By Reece McCormack
Some artists use the guitar like a melee weapon: they strike blindly, swooping at the air around them, in the hope that one thrust will connect and draw blood. Others employ their axe as a thickening agent, bulking out their sound and fattening the livestock before it’s sent out for slaughter.
Neither has ever been St. Vincent's style. The artist also known as Annie Clark turns her six-string into a coordinated missile attack, striking down her mortal subjects from the heavens. Clark uses her guitar like a finite resource. As punctuation.

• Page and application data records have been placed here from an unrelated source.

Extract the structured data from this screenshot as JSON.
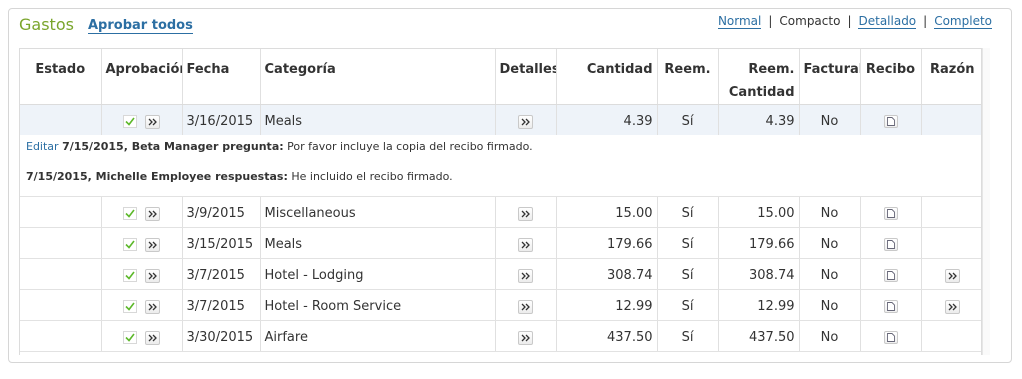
{
  "section": {
    "title": "Gastos",
    "approve_all": "Aprobar todos"
  },
  "views": {
    "normal": "Normal",
    "compact": "Compacto",
    "detailed": "Detallado",
    "complete": "Completo",
    "separator": "|"
  },
  "columns": {
    "estado": "Estado",
    "aprobacion": "Aprobación",
    "fecha": "Fecha",
    "categoria": "Categoría",
    "detalles": "Detalles",
    "cantidad": "Cantidad",
    "reem": "Reem.",
    "reem_cantidad_1": "Reem.",
    "reem_cantidad_2": "Cantidad",
    "facturable": "Facturab",
    "recibo": "Recibo",
    "razon": "Razón"
  },
  "rows": [
    {
      "fecha": "3/16/2015",
      "categoria": "Meals",
      "cantidad": "4.39",
      "reem": "Sí",
      "reem_cantidad": "4.39",
      "facturable": "No"
    },
    {
      "fecha": "3/9/2015",
      "categoria": "Miscellaneous",
      "cantidad": "15.00",
      "reem": "Sí",
      "reem_cantidad": "15.00",
      "facturable": "No"
    },
    {
      "fecha": "3/15/2015",
      "categoria": "Meals",
      "cantidad": "179.66",
      "reem": "Sí",
      "reem_cantidad": "179.66",
      "facturable": "No"
    },
    {
      "fecha": "3/7/2015",
      "categoria": "Hotel - Lodging",
      "cantidad": "308.74",
      "reem": "Sí",
      "reem_cantidad": "308.74",
      "facturable": "No"
    },
    {
      "fecha": "3/7/2015",
      "categoria": "Hotel - Room Service",
      "cantidad": "12.99",
      "reem": "Sí",
      "reem_cantidad": "12.99",
      "facturable": "No"
    },
    {
      "fecha": "3/30/2015",
      "categoria": "Airfare",
      "cantidad": "437.50",
      "reem": "Sí",
      "reem_cantidad": "437.50",
      "facturable": "No"
    }
  ],
  "notes": {
    "edit": "Editar",
    "line1_author": "7/15/2015, Beta Manager pregunta:",
    "line1_text": " Por favor incluye la copia del recibo firmado.",
    "line2_author": "7/15/2015, Michelle Employee respuestas:",
    "line2_text": " He incluido el recibo firmado."
  },
  "icons": {
    "approve": "check-icon",
    "details": "double-chevron-right-icon",
    "receipt": "document-icon"
  },
  "colors": {
    "title": "#7aa52c",
    "link": "#2c6fa3",
    "selected_row": "#eef3f9",
    "check": "#5cb82a"
  }
}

From the violent surges on her 2007 debut's “Your Lips Are Red” to the repetitive stabs of Strange Mercy’s “Chloe in the Afternoon,” (2011), it’s become her musical John Hancock.

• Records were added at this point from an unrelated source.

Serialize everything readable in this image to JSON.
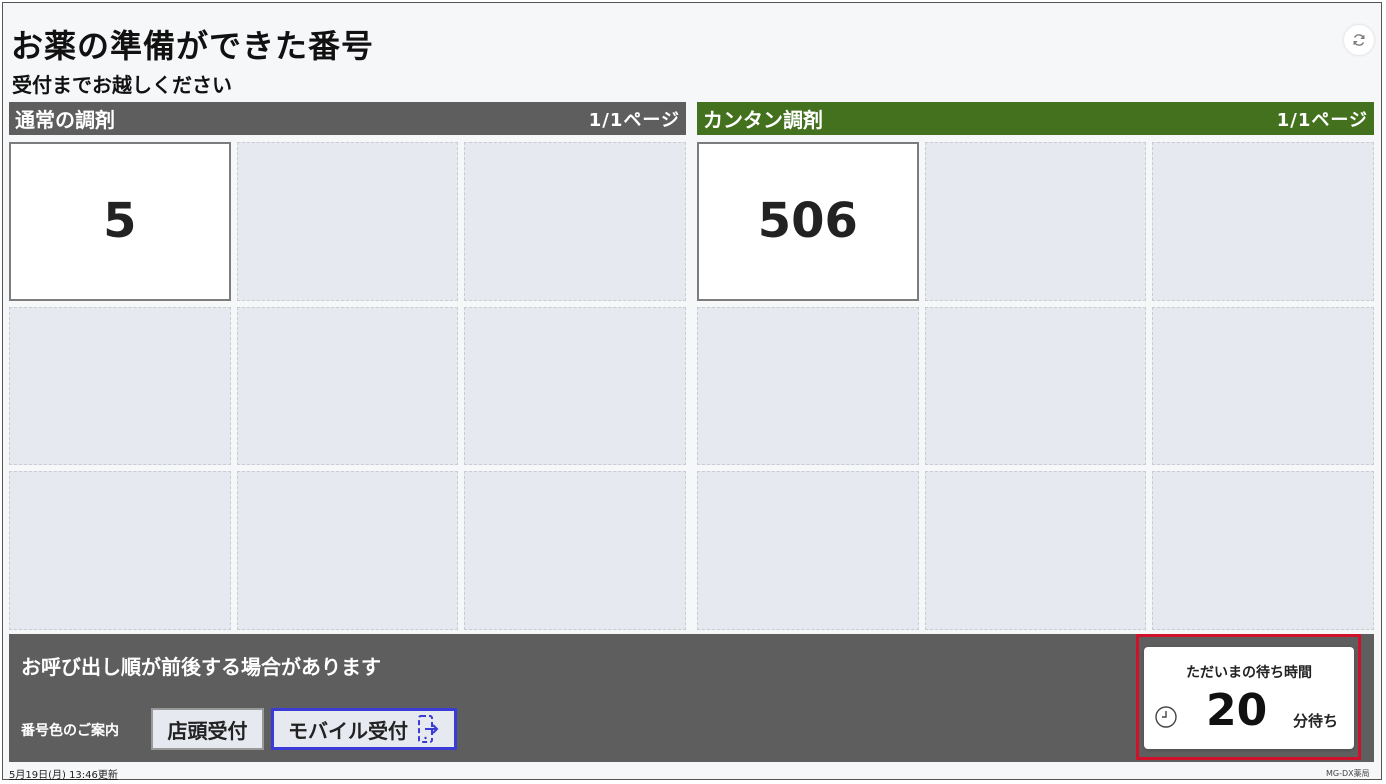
{
  "header": {
    "title": "お薬の準備ができた番号",
    "subtitle": "受付までお越しください"
  },
  "panels": [
    {
      "name": "通常の調剤",
      "page": "1/1ページ",
      "color": "#5e5e5e",
      "numbers": [
        "5"
      ]
    },
    {
      "name": "カンタン調剤",
      "page": "1/1ページ",
      "color": "#43711e",
      "numbers": [
        "506"
      ]
    }
  ],
  "footer": {
    "notice": "お呼び出し順が前後する場合があります",
    "guide_label": "番号色のご案内",
    "store_label": "店頭受付",
    "mobile_label": "モバイル受付"
  },
  "wait": {
    "title": "ただいまの待ち時間",
    "minutes": "20",
    "unit": "分待ち"
  },
  "status": {
    "updated": "5月19日(月) 13:46更新",
    "brand": "MG-DX薬局"
  },
  "icons": {
    "refresh": "refresh-icon",
    "clock": "clock-icon",
    "mobile": "mobile-exit-icon"
  },
  "colors": {
    "highlight": "#d0112a",
    "mobile_border": "#3b3bd6"
  }
}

This methodology applies to every instrument on 2017's Masseduction, a musical tour-de-force that, in time, may very well prove to be St. Vincent’s masterpiece. It’s a sexy, loud, chaotic, kaleidoscopic, maximalist, everything-and-the-kitchen-sink kind of record. All of those adjectives should make for quite the contradiction, but miraculously they don’t. Across the LP's thirteen songs, not a programmed beat, background yelp, gunfire drum fill, distorted guitar explosion, sax screech, stuttering synth, chiming mellotron or crunching robot death lurch (2:43 on “Pills,” if you're interested), is a millisecond out of place. Codas - such as on “Los Ageless” - jump out from the left field, as haunting as they are surprising. Guitar solos hit like epinephrine injections. If Masseduction feels like the culmination of years of methodical sound curation, it’s because that’s exactly what it is.
Masseduction is also easily - and again, against all logic - Clark at her most accessible, gunning for the mainstream. Instead of flattening out her art-rock idiosyncrasies, Masseduction feels like the climax of everything St. Vincent has crafted on so far, fashioned to make her futuristic musical blend appeal to the widest audience and tell the most personal tales in her catalog. “Too few of our old crew left on Astor… so if I trade our 'hood for some Hollywood?” she asks on “New York,” a lyric indicative of the album as a whole. These are stories of the years when everything breaks down - when things time-out, relationships go bad, drugs stop working and all the good memories are only accessible through the prism of pain. A testament to the strength and honesty of the record’s songwriting is just how beautifully its acoustic reworking translates on MassEducation, an intimate collaboration with pianist Thomas Bartlett in which these songs soar with quiet poignancy.
Masseduction, still St. Vincent’s most recent proper studio effort, threatens to cast a shadow over the rest of her career. But maybe that's the point. This classic is the sound of artistic ascension. It’s the sound of years of experience, both professional and personal, coalescing. It’s Annie Clark bursting at the seams, and yet incredibly - astoundingly - managing to seize grip of all the exploding parts.
The St. Vincent Bandbox includes the album of your choice, plus a 16-page, career-spanning StV zine and an exclusive St. Vincent photo print!
Reece McCormack is a writer based in Gloucestershire, England. His fiction has recently appeared in recent editions of Carve and New England Review.
Photo: Nedda Afsari